Required work
In the entries below, how many lines contain the string "Enter"? Give the number by itself.

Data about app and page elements
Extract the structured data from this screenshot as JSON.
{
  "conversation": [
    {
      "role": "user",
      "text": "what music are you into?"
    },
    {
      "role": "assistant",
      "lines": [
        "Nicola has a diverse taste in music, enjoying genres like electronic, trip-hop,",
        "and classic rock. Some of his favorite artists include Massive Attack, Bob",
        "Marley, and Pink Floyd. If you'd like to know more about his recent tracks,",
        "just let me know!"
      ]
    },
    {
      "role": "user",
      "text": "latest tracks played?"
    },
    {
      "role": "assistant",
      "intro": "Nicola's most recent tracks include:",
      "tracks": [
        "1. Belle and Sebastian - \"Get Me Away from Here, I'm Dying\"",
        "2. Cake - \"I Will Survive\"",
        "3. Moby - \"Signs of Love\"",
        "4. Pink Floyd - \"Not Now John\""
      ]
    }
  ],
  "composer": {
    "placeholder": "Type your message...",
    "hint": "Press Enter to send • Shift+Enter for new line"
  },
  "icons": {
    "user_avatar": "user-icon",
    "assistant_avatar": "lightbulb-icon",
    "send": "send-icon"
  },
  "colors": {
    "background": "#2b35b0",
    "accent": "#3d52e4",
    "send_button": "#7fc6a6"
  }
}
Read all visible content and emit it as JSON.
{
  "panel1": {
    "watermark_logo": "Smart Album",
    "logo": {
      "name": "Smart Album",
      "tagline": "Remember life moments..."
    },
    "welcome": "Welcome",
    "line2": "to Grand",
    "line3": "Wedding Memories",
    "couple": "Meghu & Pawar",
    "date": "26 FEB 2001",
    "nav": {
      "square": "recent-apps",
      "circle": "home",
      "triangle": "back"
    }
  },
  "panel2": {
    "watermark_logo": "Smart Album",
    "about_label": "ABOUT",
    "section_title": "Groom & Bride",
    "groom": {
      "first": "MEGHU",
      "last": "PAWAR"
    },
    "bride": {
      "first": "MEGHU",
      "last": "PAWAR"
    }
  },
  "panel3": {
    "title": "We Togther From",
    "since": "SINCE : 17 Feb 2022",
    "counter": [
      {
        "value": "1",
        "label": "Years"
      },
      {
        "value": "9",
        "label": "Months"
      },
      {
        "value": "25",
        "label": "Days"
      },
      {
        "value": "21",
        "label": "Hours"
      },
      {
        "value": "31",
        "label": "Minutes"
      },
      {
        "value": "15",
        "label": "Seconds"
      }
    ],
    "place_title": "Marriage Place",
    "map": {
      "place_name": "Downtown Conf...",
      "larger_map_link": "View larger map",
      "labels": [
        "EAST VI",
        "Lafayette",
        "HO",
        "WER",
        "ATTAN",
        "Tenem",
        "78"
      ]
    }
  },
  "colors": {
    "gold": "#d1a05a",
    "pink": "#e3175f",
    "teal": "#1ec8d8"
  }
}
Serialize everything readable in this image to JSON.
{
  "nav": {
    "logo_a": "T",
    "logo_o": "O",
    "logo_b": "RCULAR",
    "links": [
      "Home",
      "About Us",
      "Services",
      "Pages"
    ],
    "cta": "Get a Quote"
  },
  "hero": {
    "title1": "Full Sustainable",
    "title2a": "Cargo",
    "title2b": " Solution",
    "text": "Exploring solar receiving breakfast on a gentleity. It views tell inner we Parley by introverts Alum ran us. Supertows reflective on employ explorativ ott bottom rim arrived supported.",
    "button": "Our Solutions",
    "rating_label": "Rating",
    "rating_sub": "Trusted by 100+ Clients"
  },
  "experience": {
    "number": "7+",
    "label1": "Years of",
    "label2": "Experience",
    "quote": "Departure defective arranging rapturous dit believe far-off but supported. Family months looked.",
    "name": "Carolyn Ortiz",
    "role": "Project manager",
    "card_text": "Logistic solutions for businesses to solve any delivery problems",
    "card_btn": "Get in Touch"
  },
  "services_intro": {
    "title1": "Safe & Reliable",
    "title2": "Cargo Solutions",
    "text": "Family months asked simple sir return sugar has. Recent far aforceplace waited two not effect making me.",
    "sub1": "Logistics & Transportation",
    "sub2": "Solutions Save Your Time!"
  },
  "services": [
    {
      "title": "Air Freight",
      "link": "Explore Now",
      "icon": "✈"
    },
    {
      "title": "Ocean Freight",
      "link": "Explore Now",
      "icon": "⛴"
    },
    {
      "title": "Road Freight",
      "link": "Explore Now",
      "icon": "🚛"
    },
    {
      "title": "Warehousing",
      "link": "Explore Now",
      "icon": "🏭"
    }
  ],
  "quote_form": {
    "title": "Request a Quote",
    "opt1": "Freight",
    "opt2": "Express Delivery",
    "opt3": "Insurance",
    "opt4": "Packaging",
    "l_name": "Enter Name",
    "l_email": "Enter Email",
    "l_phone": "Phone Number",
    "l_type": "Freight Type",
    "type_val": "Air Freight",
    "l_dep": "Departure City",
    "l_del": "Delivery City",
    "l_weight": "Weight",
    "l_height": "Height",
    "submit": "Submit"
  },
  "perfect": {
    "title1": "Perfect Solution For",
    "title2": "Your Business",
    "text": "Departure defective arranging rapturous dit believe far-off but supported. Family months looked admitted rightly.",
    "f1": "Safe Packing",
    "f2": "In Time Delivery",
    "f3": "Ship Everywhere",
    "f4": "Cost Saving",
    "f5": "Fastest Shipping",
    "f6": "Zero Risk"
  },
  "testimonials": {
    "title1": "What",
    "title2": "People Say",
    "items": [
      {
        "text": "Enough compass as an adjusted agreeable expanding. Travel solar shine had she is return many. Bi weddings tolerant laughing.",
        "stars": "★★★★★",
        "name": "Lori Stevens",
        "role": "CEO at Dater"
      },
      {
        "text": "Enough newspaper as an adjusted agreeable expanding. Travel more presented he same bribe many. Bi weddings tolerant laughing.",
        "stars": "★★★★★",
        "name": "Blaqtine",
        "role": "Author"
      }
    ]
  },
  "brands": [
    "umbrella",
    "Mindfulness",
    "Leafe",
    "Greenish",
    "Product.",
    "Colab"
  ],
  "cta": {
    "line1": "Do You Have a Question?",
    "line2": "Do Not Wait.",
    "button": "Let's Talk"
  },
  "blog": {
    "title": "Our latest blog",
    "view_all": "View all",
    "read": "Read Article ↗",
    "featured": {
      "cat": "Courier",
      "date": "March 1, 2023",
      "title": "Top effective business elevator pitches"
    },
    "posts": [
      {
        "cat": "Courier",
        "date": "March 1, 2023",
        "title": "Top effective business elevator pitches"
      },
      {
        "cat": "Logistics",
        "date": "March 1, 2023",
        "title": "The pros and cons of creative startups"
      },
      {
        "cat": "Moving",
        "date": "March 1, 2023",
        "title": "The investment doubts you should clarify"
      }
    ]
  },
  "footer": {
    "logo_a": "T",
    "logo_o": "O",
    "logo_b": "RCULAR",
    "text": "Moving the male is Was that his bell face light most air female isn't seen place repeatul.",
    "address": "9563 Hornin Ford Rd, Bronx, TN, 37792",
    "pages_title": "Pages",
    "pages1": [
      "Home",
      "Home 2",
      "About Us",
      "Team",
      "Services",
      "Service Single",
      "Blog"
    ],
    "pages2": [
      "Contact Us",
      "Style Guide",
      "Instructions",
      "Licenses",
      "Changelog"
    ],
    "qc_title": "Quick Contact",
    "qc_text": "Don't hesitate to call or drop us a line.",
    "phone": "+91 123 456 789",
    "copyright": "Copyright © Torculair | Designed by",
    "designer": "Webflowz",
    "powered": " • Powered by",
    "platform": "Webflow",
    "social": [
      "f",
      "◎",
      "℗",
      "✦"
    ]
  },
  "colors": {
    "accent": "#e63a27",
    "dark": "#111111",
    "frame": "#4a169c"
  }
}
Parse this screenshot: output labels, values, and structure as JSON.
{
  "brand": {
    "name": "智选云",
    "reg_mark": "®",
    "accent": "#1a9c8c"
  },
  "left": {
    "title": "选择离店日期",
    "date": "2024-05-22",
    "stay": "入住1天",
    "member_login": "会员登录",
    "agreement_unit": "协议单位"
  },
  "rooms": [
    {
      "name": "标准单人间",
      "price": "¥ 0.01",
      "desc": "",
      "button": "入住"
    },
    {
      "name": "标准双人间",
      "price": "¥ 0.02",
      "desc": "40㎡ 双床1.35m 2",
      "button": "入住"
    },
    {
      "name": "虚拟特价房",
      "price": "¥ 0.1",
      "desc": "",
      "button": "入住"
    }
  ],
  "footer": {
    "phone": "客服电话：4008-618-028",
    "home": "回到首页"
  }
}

Written reply
3